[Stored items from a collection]
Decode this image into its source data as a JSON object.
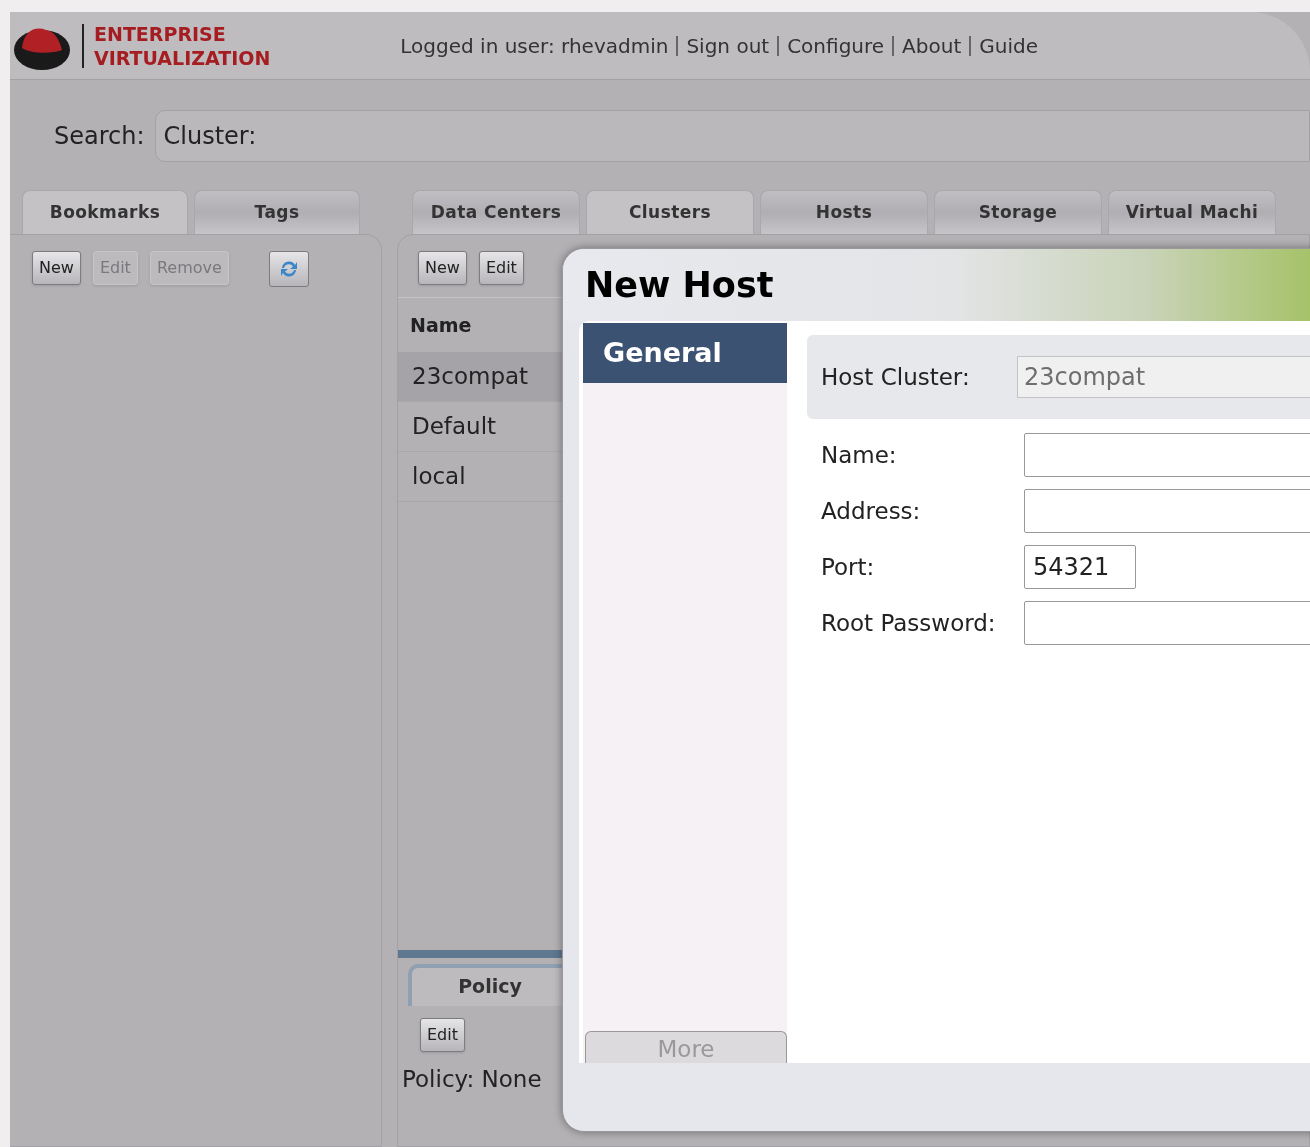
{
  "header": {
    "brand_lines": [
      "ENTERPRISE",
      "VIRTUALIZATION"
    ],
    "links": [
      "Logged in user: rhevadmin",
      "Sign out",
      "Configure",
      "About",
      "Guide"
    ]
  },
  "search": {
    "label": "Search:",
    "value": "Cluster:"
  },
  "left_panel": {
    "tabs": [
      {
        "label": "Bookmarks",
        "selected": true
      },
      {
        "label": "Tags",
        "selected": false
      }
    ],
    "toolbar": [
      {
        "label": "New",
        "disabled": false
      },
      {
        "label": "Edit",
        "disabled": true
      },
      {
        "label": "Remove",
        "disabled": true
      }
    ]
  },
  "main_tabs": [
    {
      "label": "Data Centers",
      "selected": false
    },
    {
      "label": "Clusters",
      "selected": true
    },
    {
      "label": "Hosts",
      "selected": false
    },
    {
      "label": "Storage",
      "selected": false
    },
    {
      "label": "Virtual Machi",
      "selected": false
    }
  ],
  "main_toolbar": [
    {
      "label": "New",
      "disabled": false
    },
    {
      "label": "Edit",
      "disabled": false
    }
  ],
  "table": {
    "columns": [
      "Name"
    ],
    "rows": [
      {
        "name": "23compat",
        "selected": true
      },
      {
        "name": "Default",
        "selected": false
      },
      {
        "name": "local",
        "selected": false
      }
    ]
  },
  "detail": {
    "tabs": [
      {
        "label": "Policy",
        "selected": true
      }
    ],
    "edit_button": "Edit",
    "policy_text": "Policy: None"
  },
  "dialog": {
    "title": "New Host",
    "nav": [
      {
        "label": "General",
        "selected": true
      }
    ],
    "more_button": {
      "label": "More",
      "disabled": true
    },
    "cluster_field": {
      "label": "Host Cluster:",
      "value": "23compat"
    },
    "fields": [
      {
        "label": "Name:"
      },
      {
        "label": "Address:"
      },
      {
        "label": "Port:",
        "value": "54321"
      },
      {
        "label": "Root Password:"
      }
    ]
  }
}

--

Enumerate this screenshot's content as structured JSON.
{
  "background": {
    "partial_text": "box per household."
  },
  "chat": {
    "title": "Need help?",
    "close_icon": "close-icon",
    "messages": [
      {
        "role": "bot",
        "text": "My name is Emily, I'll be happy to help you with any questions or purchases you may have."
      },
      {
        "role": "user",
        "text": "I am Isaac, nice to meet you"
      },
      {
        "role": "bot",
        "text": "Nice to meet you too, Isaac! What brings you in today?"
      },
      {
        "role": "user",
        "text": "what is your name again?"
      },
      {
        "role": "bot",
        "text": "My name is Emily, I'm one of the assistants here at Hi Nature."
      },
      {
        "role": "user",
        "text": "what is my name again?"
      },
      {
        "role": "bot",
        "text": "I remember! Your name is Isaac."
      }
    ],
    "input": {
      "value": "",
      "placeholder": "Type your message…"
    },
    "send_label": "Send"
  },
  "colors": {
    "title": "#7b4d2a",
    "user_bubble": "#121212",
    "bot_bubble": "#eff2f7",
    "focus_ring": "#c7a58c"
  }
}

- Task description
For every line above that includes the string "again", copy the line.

- Written response
        "text": "what is your name again?"
        "text": "what is my name again?"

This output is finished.